Land owners Leroy and Delores Moser decided to clear cut the property, which had been a mature forested area, in August. State law mandates that for such small parcels, landowners only have to fax an application to the Oregon Department of Forestry.
Dave Johnson, a district forester in the Forest Grove District, which has jurisdiction over the land, said that with these small-scale cuts on private land, the owner must show only that they are passing the department's standards; there is no permit issued and no in-depth approval process.
"It's a notification," Johnson said. "We don't turn around and issue a permit; the land owner or operator notifies us of what they plan to do and we take a look."
Johnson said the trouble arises when policies designed to regulate large forest areas are applied to small urban patches of forest.
"The rules are designed for a rural application out in the coast range," he said. "Expectations are a little different in downtown Sherwood."
One way Johnson said towns like Sherwood could have a greater say over such matters is to "take on the administration of forestry within their region," meaning the City of Sherwood would become the governing body that would receive and review applications for any cutting that would occur in the city's boundaries. Johnson said his department encourages cities to do that, and even has a web link to a document created specifically to help cities through the application process. Some neighboring cities that have already taken that step include Tualatin, Beaverton , Forest Grove, Portland, Tigard and Wilsonville.

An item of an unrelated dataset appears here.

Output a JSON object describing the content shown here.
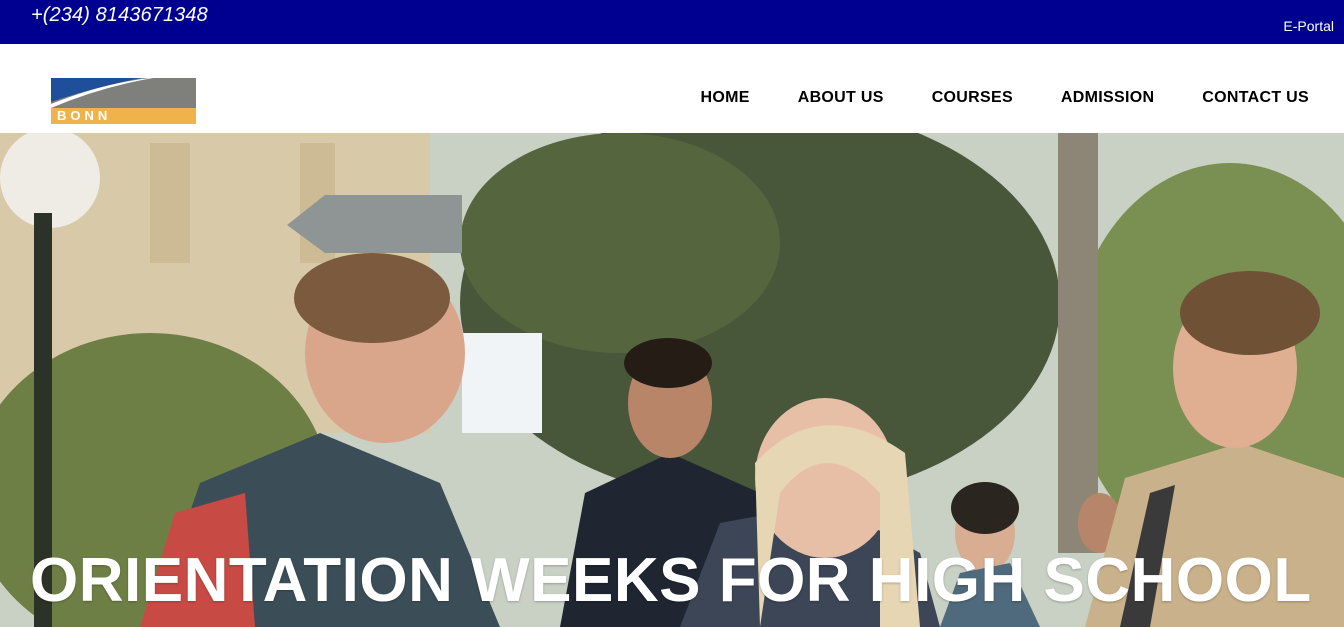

While the step provides more local control, Johnson noted that depending on the amount of forested land in a city, it can add a lot of work to public employees who are already overworked.

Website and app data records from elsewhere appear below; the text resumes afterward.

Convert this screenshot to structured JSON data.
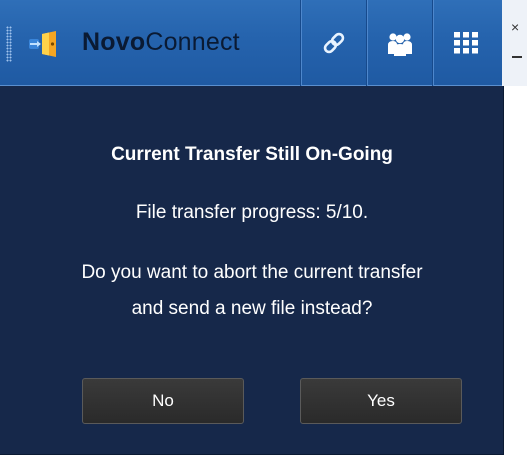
{
  "app": {
    "title_bold": "Novo",
    "title_rest": "Connect"
  },
  "toolbar": {
    "buttons": [
      {
        "icon": "link-icon"
      },
      {
        "icon": "users-icon"
      },
      {
        "icon": "grid-icon"
      }
    ],
    "close_glyph": "×"
  },
  "dialog": {
    "title": "Current Transfer Still On-Going",
    "progress_text": "File transfer progress: 5/10.",
    "question_line1": "Do you want to abort the current transfer",
    "question_line2": "and send a new file instead?",
    "no_label": "No",
    "yes_label": "Yes"
  },
  "colors": {
    "titlebar": "#2563ad",
    "background": "#16284a",
    "button": "#2f2f2f",
    "text": "#ffffff"
  }
}
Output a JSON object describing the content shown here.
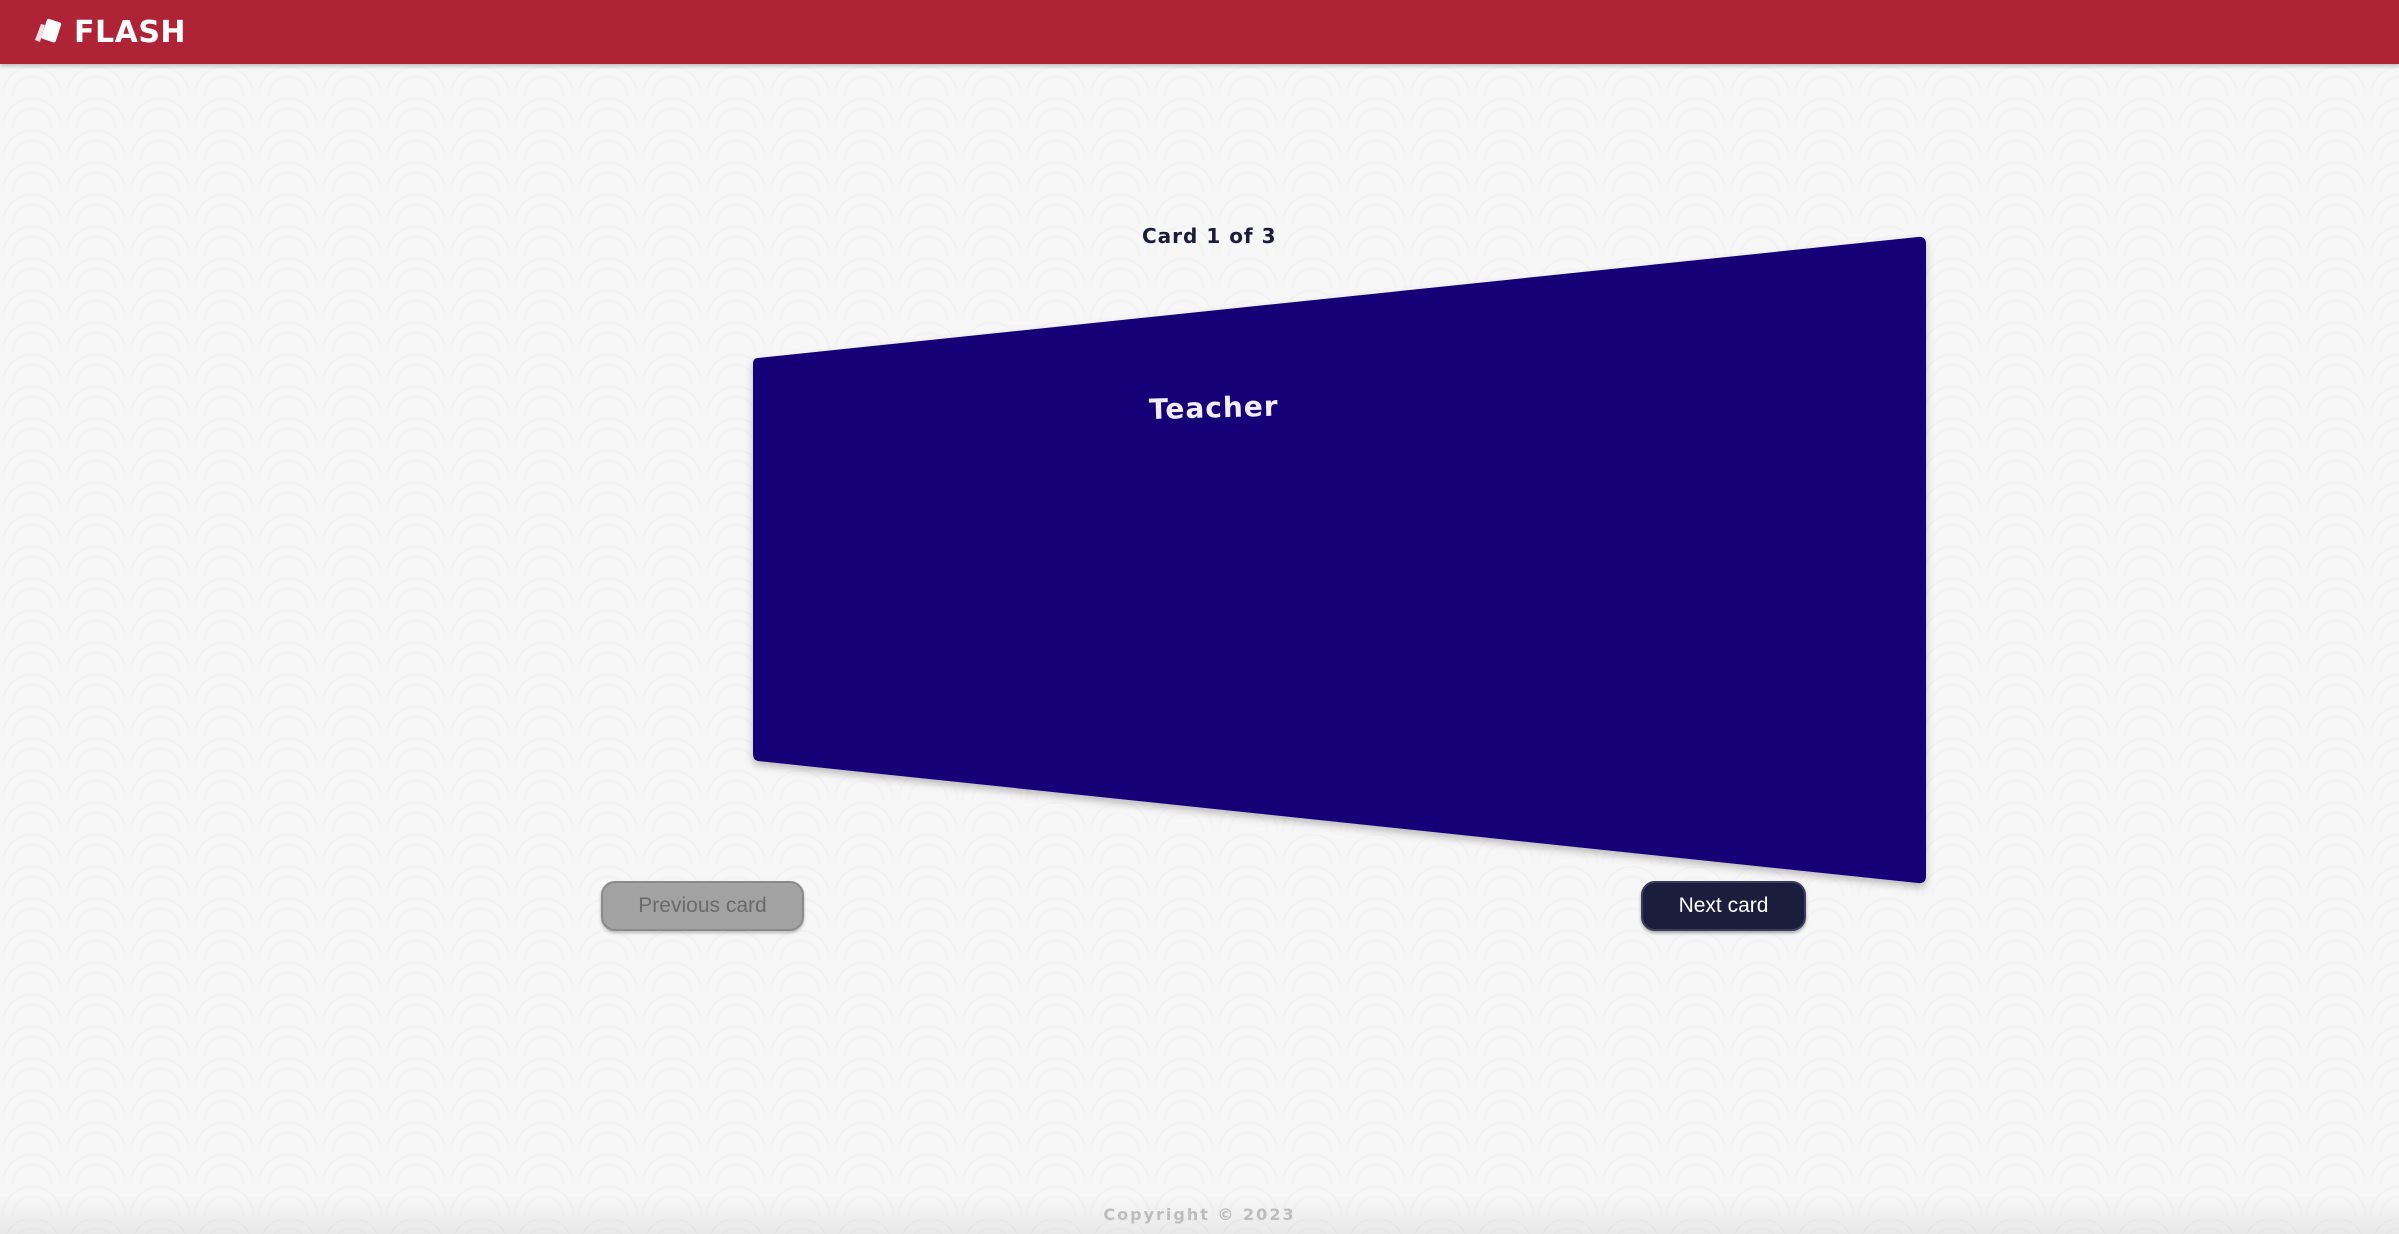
{
  "app": {
    "brand": "FLASH",
    "brand_icon": "cards-icon"
  },
  "deck": {
    "counter_text": "Card 1 of 3",
    "current_card_word": "Teacher",
    "card_color": "#140078"
  },
  "navigation": {
    "previous_label": "Previous card",
    "next_label": "Next card"
  },
  "footer": {
    "copyright": "Copyright © 2023"
  },
  "colors": {
    "header": "#ae2335",
    "next_button": "#1a1d3c",
    "previous_button_disabled": "#a2a2a2"
  }
}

"Rainier accepted it, they saw how much work it was, and they gave it back to us," he said.
M37 opponents tout law that would limit claims
Oregon lawmakers are considering legislation, Senate Bill 505, that would limit Measure 37 claims. The bill would allow all claims seeking one additional home on a property to be processed, while placing other claims on hold.
According to 1000 Friends of Oregon, a group that has opposed Measure 37, a survey shows voters would reject the law if it appeared on the ballot today.
In a statewide survey of 500 Oregonians conducted in late January by Moore Information, 52 percent of respondents said they would vote against the measure, while 37 percent would support it. In addition, 61 percent of Oregonians want the Oregon Legislature to either fix or repeal Measure 37, while 31 percent of voters want the legislature to "keep its hands off" of the measure.
Property rights group Oregonians in Action, meanwhile, is calling any delay in processing claim "unconscionable," noting that many claimants are elderly.
"Many Measure 37 claims will be lost forever while the suspension is in effect," Oregonians in Action President David Hunicutt wrote in an open letter to OIA members.